The MMPI is currently commonly administered in one of two forms — the MMPI-2, which has 567 true/false questions, and the newer MMPI-2-RF, published in 2008 and containing only 338 true/false items. While the MMPI-2-RF takes about half the time to complete (usually about 40 to 50 minutes), the MMPI-2 is still the more widely used test because of its existing large research base and familiarity among psychologists. (Another version of the test — the MMPI-A — is designed exclusively for teenagers.)

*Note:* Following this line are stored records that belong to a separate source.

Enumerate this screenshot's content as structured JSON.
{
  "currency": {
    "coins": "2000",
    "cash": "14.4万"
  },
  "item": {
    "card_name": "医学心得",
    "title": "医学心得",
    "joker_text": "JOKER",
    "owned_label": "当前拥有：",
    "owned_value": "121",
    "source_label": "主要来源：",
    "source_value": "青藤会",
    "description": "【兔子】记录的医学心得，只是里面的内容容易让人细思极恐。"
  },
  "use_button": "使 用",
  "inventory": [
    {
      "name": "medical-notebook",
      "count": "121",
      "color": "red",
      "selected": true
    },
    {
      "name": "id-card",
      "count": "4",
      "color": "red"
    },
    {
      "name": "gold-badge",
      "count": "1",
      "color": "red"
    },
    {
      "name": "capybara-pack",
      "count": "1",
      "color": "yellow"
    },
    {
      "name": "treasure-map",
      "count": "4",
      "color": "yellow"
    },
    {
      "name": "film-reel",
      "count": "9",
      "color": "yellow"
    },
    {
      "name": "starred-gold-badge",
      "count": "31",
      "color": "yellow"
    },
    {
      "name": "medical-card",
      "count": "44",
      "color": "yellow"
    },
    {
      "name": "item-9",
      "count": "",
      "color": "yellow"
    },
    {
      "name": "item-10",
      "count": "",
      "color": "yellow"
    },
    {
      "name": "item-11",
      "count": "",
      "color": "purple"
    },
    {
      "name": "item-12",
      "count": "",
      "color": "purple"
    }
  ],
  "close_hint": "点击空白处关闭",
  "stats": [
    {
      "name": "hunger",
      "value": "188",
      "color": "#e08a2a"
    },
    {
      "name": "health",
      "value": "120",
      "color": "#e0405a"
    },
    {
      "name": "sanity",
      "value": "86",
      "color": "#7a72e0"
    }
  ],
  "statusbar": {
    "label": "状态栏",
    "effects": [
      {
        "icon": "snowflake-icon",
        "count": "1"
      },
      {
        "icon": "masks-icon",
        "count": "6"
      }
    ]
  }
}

The MMPI is considered a protected psychological instrument, meaning it can only be given and interpreted by a psychologist trained to do so (you cannot find the test online). While it’s commonly administered by computer nowadays (and requires no direct professional involvement during its administration), psychological testing is nearly always preceded by a clinical interview by the psychologist who is doing the testing. After the computer scores the test results, the psychologist writes up a report interpreting the test results in the context of the person’s history and current psychological concerns.
The MMPI-2 is designed with 10 clinical scales. which assess 10 major categories of abnormal human behavior, and four validity scales, which assess the person’s general test-taking attitude and whether they answered the items on the test in a truthful and accurate manner.
The 10 Clinical Subscales of the MMPI-2, require answering certain questions on the test in a specific manner: 1. Hypochondriasis – Looks at a wide variety of vague and nonspecific complaints about bodily functioning. 2. Depression – Measures clinical depression, which is characterised by poor morale, lack of hope in the future, and a general dissatisfaction with one’s life. 3. Hysteria – Primarily measures five components — poor physical health, shyness, cynicism, headaches and neuroticism. 4. Psychopathic Deviate – Measures general social maladjustment and the absence of strongly pleasant experiences. 5. Masculinity/Femininity – Measures interests in vocations and hobbies, aesthetic preferences, activity-passivity and personal sensitivity. 6. Paranoia – Primarily measures interpersonal sensitivity, moral self-righteousness and suspiciousness. 7. Psychasthenia – Is intended to measure a person’s inability to resist specific actions or thoughts, regardless of their maladaptive nature. 8. Schizophrenia – Measures bizarre thoughts, peculiar perceptions, social alienation, poor familial relationships, difficulties in concentration and impulse control, lack of deep interests, disturbing question of self-worth and self-identity, and sexual difficulties. 9. Hypomania – Is intended to measure milder degrees of excitement, characterized by an elated but unstable mood, psychomotor excitement (e.g., shaky hands) and flight of ideas (e.g., an unstoppable string of ideas). 10. Social Introversion – Measures the social introversion and extroversion of a person.
The MMPI is not a valid measure of a person’s psychopathology or behavior if the person taking the test does so in a way that is not honest or frank. A person may decide, for whatever reasons, to overreport (exaggerate) or underreport (deny) the behavior being assessed by the test. The four validity scales are designed to measure a persons test-taking attitude and approach to the test:
- Lie – The Lie scale is intended to identify individuals who are deliberately trying to avoid answering the MMPI honestly and in a frank manner.
- F – The F scale (the “F” does not stand for anything, although it is mistakenly sometimes referred to as the Infrequency or Frequency scale) is intended to detect unusual or atypical ways of answering the test items, like if a person were to randomly fill out the test.
- Back F – The Back F scale measures the same issues as the F scale, except only during the last half of the test.
- K – The K scale is designed to identify psychopathology in people who otherwise would have profiles within the normal range. It measures self-control, and family and interpersonal relationships, and people who score highly on this scale are often seen as being defensive.